Red Shift: First "Game Changers" for Disruptively Accelerating Diffusion in Innovation Ecoystems? Where is Your Story?
Dear all - time to start digging into the innovation diffusion ecosystem dependency model!
With the high level capture and evaluation of 10 diffusion case studies now completed we begin a process of exploring the acceleration factors for innovation diffusion more deeply. The aspiration is to gather a few dozen more case studies and then to suggest a first dependency model in the fall - and submit that for publication to the Journal of Industry and Higher Education (https://journals.sagepub.com/home/ihe). The dependency model will be the result of a detailed co-variate analysis of case study data, be modeled in Excel and published with a Creative Commons by Attribution Only licence.
The image shows the adoption of the current 10 case study innovations over the course of their planned diffusion compared to what might be a "perfect" aspired diffusion curve on the left. In comparison to the aspired diffusion "wave", the case studies extend right in waves of varying length and amplitudes. The challenge we have posed ourselves is understanding what factors will contribute to shifting these patterns towards the aspired wave. Indeed how can we "narrow" the aspired wave to last only a "heart-beat"?
At the moment we are path finders, or rather the finders of innovation diffusion paths for case studies. As our knowledge of the beaten paths grows, we can move to creating the optimal path, the fastest path that is possible (respecting that there is probably also an optimal diffusion speed which may need to last longer than a "heart-beat".
Path finding with small amounts of data has many caveats of course and perhaps, besides the ongoing and intensifying journey of co-variate analysis for the factors being captured, there is already a key insight evolving out of the many discussions held - the game-changing factor of having the innovation web ACCELERATOR roles (investor, influencer, super user and moderator) populated from the start with individuals who consider the diffusion as urgent, place priority on the diffusion in their daily work, are motivated, domain competent and highly collaborative.
At some point we will then be able to move from finding trodden paths to creating new ones, new paths that enable the diffusion of innovation from ideation to market saturation in a "heart-beat", new paths that will leverage the game-changers, combine them in new ways and enable this repeatable experience. While the jury is still out on what this will actually look like, I have a deep suspicion it will resemble a Medici effect that can be consciously orchestrated.

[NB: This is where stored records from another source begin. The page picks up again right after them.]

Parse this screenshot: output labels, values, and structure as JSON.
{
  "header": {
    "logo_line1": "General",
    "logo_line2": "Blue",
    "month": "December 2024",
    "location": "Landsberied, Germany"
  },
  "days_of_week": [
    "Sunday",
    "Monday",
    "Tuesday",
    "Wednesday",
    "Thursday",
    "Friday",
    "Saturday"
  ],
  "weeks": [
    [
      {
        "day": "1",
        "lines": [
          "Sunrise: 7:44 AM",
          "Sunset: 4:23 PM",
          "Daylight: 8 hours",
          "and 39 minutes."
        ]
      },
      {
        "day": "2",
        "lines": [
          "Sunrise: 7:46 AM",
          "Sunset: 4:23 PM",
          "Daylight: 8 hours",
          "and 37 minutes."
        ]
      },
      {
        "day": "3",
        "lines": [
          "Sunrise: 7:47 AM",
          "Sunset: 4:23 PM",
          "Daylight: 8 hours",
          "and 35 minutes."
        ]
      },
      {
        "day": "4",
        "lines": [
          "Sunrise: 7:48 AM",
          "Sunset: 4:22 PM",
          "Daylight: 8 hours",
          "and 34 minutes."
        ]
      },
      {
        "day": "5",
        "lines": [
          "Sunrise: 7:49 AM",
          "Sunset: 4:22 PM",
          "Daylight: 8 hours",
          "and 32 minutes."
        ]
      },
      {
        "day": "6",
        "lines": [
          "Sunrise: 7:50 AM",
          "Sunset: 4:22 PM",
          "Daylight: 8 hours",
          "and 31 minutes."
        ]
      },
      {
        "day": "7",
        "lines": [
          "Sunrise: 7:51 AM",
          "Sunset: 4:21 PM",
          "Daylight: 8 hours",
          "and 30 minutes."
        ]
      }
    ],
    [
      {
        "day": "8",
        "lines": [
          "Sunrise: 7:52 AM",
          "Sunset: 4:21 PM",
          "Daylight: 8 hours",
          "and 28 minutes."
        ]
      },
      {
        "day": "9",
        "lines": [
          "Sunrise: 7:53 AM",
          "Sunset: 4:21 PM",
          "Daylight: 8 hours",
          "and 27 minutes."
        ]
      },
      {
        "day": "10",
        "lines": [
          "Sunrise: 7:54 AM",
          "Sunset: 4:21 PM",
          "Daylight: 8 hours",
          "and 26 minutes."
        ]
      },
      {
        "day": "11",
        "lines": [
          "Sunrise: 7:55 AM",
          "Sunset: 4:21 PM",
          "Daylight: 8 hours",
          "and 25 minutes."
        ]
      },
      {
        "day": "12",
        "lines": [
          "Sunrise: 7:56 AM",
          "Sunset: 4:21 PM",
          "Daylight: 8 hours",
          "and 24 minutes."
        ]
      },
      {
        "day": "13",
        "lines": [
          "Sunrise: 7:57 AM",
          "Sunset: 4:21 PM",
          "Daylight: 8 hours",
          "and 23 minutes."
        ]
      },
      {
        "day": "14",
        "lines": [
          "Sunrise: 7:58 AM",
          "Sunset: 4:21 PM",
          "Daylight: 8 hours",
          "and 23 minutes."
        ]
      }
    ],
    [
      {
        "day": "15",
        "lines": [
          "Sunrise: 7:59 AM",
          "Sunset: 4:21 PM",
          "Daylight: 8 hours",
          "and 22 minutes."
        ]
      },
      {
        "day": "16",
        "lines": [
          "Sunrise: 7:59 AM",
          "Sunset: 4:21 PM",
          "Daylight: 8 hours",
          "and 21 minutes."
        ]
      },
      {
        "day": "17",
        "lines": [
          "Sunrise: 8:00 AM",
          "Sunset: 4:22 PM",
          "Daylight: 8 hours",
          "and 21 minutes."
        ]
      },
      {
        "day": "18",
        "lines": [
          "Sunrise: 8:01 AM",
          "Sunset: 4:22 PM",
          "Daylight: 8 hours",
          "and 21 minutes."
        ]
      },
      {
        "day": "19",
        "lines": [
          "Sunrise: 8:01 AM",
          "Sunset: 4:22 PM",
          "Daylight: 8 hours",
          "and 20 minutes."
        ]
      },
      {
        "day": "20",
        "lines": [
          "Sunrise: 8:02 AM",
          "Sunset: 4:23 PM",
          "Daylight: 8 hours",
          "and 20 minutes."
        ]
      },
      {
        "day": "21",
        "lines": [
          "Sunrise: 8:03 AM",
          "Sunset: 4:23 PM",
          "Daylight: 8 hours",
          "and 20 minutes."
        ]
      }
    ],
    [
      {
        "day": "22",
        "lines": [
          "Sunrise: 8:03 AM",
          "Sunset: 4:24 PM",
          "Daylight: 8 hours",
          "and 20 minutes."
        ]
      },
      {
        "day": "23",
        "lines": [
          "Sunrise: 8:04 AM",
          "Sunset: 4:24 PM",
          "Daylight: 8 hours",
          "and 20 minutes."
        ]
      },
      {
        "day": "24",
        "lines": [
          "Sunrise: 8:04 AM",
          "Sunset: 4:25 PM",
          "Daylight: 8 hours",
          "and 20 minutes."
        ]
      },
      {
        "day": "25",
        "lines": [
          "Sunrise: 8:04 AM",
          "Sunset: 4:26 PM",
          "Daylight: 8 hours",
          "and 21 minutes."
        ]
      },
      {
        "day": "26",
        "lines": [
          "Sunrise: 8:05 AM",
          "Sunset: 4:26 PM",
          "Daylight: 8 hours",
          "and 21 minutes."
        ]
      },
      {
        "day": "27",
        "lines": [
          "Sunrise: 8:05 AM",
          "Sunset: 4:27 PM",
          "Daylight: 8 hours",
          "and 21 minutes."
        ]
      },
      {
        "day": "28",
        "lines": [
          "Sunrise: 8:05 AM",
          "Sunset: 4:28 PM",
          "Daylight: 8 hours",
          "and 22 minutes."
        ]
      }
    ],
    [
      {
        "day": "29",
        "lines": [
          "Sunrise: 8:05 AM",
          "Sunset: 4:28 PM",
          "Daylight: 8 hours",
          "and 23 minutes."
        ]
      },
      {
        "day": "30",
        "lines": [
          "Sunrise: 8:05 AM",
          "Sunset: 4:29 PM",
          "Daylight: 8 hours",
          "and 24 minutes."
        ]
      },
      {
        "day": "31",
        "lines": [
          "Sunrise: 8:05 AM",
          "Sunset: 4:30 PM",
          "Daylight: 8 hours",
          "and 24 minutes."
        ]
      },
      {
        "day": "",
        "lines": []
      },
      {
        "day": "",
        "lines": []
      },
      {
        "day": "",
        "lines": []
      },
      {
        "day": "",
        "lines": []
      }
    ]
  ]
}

While the discussions have all strongly validated the above insight, it is however particularly interesting to note a significant reticense of discussion participants in taking the next apparantly logical step of creating that game-changing "sub-tribe" of accelerators. Maybe reticense is not the right term - perhaps it is more a struggle with understanding how to achieve this, or perhaps even more fitting, a lack of willingness to "let go" of ideas in order to enable the shared ownership and passion that drive this sub-tribe to highest performance. Diffusing innovation from ideation to market saturation is a "team sport" where performance is driven by interdependent behaviors!
In respect to "letting go" a specific enabling action is the co-creation of funding proposals - regardless of what technical readiness level or market adoption an idea might have. This is a pragmatic and effective way for creating the path to rapid diffusion to market saturation. The question begged however is why the inventor seems to struggle to venture down this path? The question also moves us from describing the state of diffusion to trying to understand the motivations and biases of participants of individuals assuming various roles. Indeed in many of the case studies, the inventors try to assume / own all roles which consistently drives their diffusion curves to the right. "One Man Shows" are absolutely fine - they will just not reach the late majority of the market - which is fine as well of course.
In summary perhaps the most fundamental game-changer "found" to date appears to be the motivation of the inventor to reach the late majority of the market - most seem to prefer to focus on the innovators and are happy with that it seems.
Remember the "left" curve is the "optimal" curve, if we condense it to the minimum "period" it becomes perhaps the "Medici Curve" - this reduction in wave length (accompanied by an increase in amplitude since the goals of market saturation remains) might be called a "Red Shift" based on the Doppler Effect paradigm?
So.... where is your "path" and how do we "shift left"? Let us know if you would like to contribute a case study :)
P.S. If you are interested in learning more please visit us at www.innovation-web.eu, our LinkedIn Group at https://www.linkedin.com/groups/8779542/, our blog at https://www.innovation-web.eu/entov-hvm-blog, our Researchgate project page at https://www.researchgate.net/project/Open-European-Network-for-Enterprise-Innovation-in-High-Value-Manufacturing-ENTOV-HVM, our Sourceforge page at https://sourceforge.net/projects/entov-hvm/ and our Facebook page at https://www.facebook.com/groups/2014779865300180/. You can also follow us via Twitter: @owschwabe (#innovationweb) and the LinkedIn Group page https://www.linkedin.com/company/entov.